Epidural pain management

Epidural pain management is effective in relieving post-operative pain. Under regional analgesia, a small tube (catheter) is inserted into the epidural space with the help of a needle, and local anesthetic, or a combination of a local anesthetic and an opioid, is continuously infused into the tube. This renders the surgical wound and its surrounding area completely numb, and no pain can be sensed. In epidural pain management, patients may sometimes need a urinary catheter.

When is epidural anesthesia used?


Epidural pain management is used in some major operations, when moderate to severe post-operative pain can be expected. In general, patients need to accept the use of this method, because inserting an epidural catheter requires some co-operation from the patient (arching the back, for example). Possible contraindications include bleeding disorders, use of anticoagulant medications, certain back and neural diseases, and the patient's objection. Epidural anesthesia is also prevented by a rash or infection in the area where the epidural catheter needs to be inserted.


What are the benefits
of epidural pain management?

Under optimal circumstances, epidural anesthesia is highly effective in managing post-operative pain. It contributes to the timely recovery of the patient, which may prevent post-operative complications, including pulmonary infections and prolonged pain.

What are the possible adverse side effects
of epidural anesthesia?

One side effect of epidural anesthesia is an excessive or unilateral loss of sensation in the lower limbs, which reduces the pain relief experienced at the surgical site. An epidural solution containing opioids may cause itching, nausea, dizziness, or fatigue. Serious complications are rare.

How is epidural pain management

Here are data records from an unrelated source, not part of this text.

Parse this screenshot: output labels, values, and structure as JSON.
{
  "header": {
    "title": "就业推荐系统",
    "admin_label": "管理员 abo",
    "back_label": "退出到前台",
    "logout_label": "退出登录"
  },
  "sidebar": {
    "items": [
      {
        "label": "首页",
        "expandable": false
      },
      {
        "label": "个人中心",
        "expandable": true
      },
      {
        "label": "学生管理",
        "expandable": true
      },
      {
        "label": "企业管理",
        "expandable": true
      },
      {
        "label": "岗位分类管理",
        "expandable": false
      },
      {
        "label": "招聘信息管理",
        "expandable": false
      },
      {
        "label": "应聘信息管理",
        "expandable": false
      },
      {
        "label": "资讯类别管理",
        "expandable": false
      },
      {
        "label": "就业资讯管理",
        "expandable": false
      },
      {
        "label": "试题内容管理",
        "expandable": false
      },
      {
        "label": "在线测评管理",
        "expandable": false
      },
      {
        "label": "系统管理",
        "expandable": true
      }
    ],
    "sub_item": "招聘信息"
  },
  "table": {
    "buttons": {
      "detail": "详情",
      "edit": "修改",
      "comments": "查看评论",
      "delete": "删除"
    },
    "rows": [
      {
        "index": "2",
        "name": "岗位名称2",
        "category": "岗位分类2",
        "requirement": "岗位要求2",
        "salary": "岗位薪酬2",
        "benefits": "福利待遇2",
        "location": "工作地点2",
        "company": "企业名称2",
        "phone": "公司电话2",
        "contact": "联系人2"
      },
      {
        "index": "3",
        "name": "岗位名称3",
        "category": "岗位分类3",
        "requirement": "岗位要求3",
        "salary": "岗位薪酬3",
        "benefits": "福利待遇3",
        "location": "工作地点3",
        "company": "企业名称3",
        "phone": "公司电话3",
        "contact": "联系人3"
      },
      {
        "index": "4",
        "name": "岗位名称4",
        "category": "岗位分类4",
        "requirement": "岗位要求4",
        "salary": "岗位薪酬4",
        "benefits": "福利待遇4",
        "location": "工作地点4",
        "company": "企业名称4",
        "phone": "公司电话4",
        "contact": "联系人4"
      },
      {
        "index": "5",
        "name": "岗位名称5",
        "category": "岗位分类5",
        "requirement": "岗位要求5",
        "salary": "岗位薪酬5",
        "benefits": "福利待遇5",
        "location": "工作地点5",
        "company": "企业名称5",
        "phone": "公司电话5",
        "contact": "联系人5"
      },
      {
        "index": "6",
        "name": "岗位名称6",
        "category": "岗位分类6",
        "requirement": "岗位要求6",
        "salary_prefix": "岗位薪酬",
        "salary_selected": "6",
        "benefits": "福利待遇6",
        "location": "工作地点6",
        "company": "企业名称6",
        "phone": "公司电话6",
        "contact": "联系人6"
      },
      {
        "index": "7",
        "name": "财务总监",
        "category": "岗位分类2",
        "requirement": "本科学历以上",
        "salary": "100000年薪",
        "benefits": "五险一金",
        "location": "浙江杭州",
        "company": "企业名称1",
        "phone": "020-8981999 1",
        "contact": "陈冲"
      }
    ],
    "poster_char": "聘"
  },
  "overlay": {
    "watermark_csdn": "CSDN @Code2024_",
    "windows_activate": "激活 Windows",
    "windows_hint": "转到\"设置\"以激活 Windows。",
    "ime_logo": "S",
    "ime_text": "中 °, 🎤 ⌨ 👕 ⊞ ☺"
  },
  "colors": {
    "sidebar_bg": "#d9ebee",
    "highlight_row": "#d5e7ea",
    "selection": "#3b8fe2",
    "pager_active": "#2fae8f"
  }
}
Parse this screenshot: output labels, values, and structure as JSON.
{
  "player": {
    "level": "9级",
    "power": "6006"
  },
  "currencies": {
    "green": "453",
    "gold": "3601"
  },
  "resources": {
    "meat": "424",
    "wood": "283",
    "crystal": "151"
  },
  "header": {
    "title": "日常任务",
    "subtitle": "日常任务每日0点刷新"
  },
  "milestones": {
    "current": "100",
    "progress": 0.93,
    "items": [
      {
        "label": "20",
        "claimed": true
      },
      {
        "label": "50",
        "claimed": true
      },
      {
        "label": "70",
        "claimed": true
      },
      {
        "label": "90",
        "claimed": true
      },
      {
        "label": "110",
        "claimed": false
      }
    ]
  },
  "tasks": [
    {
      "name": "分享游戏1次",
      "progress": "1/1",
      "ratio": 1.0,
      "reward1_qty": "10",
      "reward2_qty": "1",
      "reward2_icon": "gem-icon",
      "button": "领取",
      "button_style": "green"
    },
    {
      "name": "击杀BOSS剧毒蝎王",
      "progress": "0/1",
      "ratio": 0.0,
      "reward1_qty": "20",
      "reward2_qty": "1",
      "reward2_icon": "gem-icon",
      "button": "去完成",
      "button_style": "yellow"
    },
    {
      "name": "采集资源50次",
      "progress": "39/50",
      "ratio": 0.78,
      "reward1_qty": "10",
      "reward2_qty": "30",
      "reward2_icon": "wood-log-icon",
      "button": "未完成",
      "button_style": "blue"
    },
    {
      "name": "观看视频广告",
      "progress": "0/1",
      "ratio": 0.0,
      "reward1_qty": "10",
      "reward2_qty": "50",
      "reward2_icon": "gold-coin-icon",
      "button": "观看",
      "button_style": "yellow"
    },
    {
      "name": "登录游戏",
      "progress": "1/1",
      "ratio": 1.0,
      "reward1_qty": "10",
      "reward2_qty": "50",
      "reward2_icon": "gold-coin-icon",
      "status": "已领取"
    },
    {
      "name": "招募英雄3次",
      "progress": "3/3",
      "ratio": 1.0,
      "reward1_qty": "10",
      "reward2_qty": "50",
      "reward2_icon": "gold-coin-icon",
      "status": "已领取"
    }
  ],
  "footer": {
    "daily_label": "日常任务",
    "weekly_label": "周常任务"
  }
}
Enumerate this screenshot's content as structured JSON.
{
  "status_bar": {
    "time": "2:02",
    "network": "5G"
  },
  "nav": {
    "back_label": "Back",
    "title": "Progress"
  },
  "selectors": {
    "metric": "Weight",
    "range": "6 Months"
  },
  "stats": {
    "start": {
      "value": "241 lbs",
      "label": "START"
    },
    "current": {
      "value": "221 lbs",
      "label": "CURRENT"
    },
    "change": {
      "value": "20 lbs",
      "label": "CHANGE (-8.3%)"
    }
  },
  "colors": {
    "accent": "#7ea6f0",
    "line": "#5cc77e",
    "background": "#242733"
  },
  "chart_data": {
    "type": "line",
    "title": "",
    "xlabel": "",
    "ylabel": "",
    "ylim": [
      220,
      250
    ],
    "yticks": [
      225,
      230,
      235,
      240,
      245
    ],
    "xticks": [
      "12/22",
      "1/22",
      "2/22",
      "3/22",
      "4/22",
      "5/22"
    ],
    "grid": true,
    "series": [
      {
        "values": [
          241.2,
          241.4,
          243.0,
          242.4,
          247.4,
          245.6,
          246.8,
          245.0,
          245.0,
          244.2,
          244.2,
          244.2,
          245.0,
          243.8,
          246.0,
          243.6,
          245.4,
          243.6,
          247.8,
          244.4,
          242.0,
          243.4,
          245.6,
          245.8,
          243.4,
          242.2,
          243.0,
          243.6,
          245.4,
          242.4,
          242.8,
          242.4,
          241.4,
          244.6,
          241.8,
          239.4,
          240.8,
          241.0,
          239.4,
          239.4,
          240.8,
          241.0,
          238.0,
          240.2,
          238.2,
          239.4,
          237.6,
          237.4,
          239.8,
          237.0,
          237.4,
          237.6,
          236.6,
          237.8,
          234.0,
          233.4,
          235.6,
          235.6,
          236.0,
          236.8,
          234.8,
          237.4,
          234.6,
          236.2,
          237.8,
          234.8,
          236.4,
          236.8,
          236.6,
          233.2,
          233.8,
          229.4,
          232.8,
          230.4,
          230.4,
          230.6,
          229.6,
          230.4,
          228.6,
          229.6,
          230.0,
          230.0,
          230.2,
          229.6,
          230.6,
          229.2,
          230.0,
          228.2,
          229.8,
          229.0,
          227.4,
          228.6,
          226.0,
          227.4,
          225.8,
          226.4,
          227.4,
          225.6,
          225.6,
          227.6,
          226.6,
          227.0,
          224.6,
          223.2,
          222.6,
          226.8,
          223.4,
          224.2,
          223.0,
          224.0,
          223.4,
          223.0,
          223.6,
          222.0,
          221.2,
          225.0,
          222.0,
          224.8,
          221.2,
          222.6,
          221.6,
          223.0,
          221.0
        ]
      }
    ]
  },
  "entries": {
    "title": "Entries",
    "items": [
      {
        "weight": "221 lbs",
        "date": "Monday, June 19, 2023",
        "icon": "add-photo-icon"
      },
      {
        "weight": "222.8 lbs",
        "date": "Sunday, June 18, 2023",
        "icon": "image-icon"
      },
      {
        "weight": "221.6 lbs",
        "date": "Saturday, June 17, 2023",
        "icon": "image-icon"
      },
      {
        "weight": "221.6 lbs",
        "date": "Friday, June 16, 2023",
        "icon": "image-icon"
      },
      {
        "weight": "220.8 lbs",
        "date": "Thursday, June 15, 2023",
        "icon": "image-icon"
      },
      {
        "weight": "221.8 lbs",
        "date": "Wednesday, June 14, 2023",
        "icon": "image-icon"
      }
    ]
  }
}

The experience of post-operative pain varies from patient to patient. Therefore, epidural anesthesia is adjusted to meet the patient's need, by assessing pain and adjusting the concentration and flow rate of the anesthetic solution.



Vertical cross-section of the spine: 
The needle tip has reached the epidural space (blue). A catheter is inserted and a continuous flow of analgesic agents is administered through it.

​An epidural catheter is fastened to the back using adhesive tape.